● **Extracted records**
--

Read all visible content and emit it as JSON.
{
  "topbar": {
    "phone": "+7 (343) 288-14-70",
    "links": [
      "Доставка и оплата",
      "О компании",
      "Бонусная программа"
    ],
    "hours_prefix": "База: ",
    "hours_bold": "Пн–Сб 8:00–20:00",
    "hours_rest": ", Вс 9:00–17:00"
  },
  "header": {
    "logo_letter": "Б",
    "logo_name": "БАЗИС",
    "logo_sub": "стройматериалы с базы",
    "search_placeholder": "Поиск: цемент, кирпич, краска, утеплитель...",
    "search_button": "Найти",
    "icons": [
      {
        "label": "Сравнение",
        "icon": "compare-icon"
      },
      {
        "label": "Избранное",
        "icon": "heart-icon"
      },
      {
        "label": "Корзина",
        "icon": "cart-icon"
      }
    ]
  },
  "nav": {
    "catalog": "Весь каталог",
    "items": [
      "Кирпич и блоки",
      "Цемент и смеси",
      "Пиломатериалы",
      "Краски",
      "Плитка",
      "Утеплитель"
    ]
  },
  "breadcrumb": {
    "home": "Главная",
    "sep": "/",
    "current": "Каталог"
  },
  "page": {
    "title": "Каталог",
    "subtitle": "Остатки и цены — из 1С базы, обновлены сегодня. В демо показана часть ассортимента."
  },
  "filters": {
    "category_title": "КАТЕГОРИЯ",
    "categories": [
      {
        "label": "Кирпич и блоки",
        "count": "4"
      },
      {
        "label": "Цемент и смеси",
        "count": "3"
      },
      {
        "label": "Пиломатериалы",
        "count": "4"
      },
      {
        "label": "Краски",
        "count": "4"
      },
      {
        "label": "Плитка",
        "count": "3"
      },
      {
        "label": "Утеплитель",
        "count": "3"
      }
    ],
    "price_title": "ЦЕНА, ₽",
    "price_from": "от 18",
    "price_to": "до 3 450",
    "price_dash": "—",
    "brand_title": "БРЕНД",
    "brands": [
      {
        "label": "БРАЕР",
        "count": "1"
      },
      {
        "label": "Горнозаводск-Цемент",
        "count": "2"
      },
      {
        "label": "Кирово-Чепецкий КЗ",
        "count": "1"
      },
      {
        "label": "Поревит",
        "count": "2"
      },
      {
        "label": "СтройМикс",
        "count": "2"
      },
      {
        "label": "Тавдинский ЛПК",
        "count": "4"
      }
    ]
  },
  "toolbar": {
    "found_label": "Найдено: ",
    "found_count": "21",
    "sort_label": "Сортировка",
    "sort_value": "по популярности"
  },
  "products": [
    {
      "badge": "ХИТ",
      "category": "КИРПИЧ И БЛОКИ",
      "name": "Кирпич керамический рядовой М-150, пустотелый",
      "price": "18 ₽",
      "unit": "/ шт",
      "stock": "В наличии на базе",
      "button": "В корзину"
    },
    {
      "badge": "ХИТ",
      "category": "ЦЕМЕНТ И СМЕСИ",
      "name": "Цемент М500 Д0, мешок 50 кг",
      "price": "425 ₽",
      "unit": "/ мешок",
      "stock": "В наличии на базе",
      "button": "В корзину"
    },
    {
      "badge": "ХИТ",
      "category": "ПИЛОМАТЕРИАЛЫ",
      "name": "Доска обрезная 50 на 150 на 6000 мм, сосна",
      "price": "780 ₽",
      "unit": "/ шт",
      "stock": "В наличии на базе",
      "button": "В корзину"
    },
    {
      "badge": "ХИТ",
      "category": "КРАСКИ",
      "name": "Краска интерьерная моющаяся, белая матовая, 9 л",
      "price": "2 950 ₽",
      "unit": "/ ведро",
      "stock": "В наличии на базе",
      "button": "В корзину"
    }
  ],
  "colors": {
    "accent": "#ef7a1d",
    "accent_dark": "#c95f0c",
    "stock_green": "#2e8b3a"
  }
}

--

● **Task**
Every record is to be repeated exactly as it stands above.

● **The answer**
Read all visible content and emit it as JSON.
{
  "topbar": {
    "phone": "+7 (343) 288-14-70",
    "links": [
      "Доставка и оплата",
      "О компании",
      "Бонусная программа"
    ],
    "hours_prefix": "База: ",
    "hours_bold": "Пн–Сб 8:00–20:00",
    "hours_rest": ", Вс 9:00–17:00"
  },
  "header": {
    "logo_letter": "Б",
    "logo_name": "БАЗИС",
    "logo_sub": "стройматериалы с базы",
    "search_placeholder": "Поиск: цемент, кирпич, краска, утеплитель...",
    "search_button": "Найти",
    "icons": [
      {
        "label": "Сравнение",
        "icon": "compare-icon"
      },
      {
        "label": "Избранное",
        "icon": "heart-icon"
      },
      {
        "label": "Корзина",
        "icon": "cart-icon"
      }
    ]
  },
  "nav": {
    "catalog": "Весь каталог",
    "items": [
      "Кирпич и блоки",
      "Цемент и смеси",
      "Пиломатериалы",
      "Краски",
      "Плитка",
      "Утеплитель"
    ]
  },
  "breadcrumb": {
    "home": "Главная",
    "sep": "/",
    "current": "Каталог"
  },
  "page": {
    "title": "Каталог",
    "subtitle": "Остатки и цены — из 1С базы, обновлены сегодня. В демо показана часть ассортимента."
  },
  "filters": {
    "category_title": "КАТЕГОРИЯ",
    "categories": [
      {
        "label": "Кирпич и блоки",
        "count": "4"
      },
      {
        "label": "Цемент и смеси",
        "count": "3"
      },
      {
        "label": "Пиломатериалы",
        "count": "4"
      },
      {
        "label": "Краски",
        "count": "4"
      },
      {
        "label": "Плитка",
        "count": "3"
      },
      {
        "label": "Утеплитель",
        "count": "3"
      }
    ],
    "price_title": "ЦЕНА, ₽",
    "price_from": "от 18",
    "price_to": "до 3 450",
    "price_dash": "—",
    "brand_title": "БРЕНД",
    "brands": [
      {
        "label": "БРАЕР",
        "count": "1"
      },
      {
        "label": "Горнозаводск-Цемент",
        "count": "2"
      },
      {
        "label": "Кирово-Чепецкий КЗ",
        "count": "1"
      },
      {
        "label": "Поревит",
        "count": "2"
      },
      {
        "label": "СтройМикс",
        "count": "2"
      },
      {
        "label": "Тавдинский ЛПК",
        "count": "4"
      }
    ]
  },
  "toolbar": {
    "found_label": "Найдено: ",
    "found_count": "21",
    "sort_label": "Сортировка",
    "sort_value": "по популярности"
  },
  "products": [
    {
      "badge": "ХИТ",
      "category": "КИРПИЧ И БЛОКИ",
      "name": "Кирпич керамический рядовой М-150, пустотелый",
      "price": "18 ₽",
      "unit": "/ шт",
      "stock": "В наличии на базе",
      "button": "В корзину"
    },
    {
      "badge": "ХИТ",
      "category": "ЦЕМЕНТ И СМЕСИ",
      "name": "Цемент М500 Д0, мешок 50 кг",
      "price": "425 ₽",
      "unit": "/ мешок",
      "stock": "В наличии на базе",
      "button": "В корзину"
    },
    {
      "badge": "ХИТ",
      "category": "ПИЛОМАТЕРИАЛЫ",
      "name": "Доска обрезная 50 на 150 на 6000 мм, сосна",
      "price": "780 ₽",
      "unit": "/ шт",
      "stock": "В наличии на базе",
      "button": "В корзину"
    },
    {
      "badge": "ХИТ",
      "category": "КРАСКИ",
      "name": "Краска интерьерная моющаяся, белая матовая, 9 л",
      "price": "2 950 ₽",
      "unit": "/ ведро",
      "stock": "В наличии на базе",
      "button": "В корзину"
    }
  ],
  "colors": {
    "accent": "#ef7a1d",
    "accent_dark": "#c95f0c",
    "stock_green": "#2e8b3a"
  }
}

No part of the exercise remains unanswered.